To do =>
Count how many lines in the material below hold the word "operations"; the reply is that number alone.

:: Source material

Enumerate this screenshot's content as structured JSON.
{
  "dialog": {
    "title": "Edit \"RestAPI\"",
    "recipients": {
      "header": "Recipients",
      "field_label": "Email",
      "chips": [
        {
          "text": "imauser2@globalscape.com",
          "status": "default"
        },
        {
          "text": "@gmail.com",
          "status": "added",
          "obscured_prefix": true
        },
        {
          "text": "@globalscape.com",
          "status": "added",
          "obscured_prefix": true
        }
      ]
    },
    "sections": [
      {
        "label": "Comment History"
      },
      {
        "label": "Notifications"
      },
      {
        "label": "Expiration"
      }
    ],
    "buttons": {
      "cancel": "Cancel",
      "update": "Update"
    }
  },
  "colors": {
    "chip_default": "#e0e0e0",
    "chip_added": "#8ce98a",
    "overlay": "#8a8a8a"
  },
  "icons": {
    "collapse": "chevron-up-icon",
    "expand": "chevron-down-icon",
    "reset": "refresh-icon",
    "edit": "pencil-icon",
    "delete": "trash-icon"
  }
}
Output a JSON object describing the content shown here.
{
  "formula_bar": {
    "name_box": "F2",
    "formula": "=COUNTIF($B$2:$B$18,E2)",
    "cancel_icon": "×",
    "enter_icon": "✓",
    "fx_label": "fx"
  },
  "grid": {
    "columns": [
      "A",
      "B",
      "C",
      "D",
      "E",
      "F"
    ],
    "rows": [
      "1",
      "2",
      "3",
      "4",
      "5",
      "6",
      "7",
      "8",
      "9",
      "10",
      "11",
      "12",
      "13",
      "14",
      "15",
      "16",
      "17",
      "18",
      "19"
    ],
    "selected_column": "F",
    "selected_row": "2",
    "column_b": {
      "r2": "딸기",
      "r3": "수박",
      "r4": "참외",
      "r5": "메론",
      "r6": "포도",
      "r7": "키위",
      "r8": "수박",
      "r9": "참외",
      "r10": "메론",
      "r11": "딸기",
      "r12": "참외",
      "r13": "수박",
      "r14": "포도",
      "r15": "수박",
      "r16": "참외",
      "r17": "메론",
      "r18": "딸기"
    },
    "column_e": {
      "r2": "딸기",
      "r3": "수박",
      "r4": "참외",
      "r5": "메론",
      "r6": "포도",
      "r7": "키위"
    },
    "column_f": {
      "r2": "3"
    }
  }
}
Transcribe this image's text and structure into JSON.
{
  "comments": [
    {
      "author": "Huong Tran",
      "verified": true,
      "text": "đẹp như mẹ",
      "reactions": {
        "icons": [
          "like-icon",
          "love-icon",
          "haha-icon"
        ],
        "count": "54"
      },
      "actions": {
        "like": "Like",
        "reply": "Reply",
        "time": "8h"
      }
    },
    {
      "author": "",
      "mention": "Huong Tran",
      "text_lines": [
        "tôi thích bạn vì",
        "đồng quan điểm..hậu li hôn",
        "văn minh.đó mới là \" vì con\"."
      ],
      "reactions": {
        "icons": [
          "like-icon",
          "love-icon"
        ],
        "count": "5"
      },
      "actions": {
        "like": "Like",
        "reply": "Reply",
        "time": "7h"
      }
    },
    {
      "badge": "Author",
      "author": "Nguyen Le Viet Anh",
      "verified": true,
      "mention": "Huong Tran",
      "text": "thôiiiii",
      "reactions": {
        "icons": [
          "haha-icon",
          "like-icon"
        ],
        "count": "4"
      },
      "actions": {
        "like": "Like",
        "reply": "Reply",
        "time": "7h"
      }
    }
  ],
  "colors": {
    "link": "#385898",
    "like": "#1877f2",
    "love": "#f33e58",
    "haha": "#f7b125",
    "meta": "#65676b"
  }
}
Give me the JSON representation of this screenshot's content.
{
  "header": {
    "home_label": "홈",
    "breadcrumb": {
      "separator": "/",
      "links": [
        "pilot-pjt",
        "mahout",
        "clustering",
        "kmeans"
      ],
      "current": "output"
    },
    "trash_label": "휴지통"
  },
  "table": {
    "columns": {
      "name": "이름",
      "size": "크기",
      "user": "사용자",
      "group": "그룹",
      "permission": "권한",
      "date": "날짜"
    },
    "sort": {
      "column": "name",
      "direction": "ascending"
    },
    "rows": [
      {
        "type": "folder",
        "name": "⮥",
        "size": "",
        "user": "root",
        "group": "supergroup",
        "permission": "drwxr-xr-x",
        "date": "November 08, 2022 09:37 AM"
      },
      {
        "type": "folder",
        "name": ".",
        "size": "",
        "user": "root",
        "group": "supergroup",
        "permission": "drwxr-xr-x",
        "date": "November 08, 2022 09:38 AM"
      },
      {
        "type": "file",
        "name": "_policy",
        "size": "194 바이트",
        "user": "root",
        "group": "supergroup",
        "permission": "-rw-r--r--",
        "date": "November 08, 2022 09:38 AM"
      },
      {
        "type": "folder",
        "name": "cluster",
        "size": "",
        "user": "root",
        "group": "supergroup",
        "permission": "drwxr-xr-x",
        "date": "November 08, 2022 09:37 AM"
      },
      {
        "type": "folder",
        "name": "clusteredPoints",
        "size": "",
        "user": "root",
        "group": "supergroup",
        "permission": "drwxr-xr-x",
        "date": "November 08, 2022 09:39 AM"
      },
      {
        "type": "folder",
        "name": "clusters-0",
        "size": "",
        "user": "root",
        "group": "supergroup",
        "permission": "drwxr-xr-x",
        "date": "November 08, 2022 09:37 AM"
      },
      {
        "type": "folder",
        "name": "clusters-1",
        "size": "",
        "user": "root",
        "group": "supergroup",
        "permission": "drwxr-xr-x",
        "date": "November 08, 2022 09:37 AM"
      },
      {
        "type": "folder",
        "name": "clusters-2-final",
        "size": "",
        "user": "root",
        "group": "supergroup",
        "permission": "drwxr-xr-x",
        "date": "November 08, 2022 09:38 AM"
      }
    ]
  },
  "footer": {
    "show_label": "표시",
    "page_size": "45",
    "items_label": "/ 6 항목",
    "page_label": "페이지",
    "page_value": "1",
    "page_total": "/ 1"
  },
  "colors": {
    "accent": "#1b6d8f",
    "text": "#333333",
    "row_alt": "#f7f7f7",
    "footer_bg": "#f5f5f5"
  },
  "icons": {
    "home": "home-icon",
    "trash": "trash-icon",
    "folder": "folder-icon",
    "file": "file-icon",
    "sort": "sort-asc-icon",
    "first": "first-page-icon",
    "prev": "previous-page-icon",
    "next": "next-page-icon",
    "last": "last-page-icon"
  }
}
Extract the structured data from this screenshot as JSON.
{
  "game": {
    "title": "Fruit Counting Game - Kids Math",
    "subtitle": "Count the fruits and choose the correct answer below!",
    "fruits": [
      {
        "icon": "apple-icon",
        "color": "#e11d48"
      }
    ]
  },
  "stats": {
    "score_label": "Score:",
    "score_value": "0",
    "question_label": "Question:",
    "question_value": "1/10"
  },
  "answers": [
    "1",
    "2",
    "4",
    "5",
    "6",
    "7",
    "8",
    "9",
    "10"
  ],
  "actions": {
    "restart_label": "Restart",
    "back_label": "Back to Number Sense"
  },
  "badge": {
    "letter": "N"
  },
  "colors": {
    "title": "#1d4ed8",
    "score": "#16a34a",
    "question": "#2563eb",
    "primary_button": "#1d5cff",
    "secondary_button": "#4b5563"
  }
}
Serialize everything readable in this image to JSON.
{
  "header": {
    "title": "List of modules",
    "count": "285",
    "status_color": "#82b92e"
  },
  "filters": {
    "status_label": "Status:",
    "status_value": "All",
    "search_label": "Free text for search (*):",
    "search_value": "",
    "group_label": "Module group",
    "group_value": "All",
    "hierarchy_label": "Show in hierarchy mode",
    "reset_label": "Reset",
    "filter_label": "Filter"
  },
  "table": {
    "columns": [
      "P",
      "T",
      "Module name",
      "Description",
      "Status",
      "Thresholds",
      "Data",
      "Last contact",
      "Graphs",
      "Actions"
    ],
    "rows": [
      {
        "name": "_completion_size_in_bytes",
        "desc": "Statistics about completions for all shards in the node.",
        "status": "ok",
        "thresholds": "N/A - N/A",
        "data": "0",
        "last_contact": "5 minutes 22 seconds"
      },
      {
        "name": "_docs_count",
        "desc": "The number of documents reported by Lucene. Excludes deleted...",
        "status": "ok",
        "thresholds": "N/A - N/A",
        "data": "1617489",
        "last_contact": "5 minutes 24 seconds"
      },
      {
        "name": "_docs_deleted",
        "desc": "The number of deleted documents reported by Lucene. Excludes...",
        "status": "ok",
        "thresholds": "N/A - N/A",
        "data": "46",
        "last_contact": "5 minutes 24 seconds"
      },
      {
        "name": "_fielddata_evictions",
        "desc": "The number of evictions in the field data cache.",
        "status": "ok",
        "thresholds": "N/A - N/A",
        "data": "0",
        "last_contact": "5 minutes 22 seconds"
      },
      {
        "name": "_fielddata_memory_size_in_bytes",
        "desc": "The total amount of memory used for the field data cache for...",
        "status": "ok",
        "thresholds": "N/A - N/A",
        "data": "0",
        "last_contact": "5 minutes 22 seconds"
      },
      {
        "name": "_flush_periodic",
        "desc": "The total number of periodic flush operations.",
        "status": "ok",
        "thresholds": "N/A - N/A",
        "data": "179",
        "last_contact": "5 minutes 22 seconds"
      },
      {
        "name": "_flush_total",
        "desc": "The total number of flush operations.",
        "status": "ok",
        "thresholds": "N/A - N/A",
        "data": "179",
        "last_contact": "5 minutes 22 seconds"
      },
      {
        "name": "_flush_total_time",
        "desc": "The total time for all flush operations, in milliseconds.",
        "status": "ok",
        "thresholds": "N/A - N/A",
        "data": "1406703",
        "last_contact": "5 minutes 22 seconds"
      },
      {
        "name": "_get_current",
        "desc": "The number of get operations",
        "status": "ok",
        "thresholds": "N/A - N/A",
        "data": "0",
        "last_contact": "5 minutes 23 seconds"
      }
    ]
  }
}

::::

Answer to this problem =>
4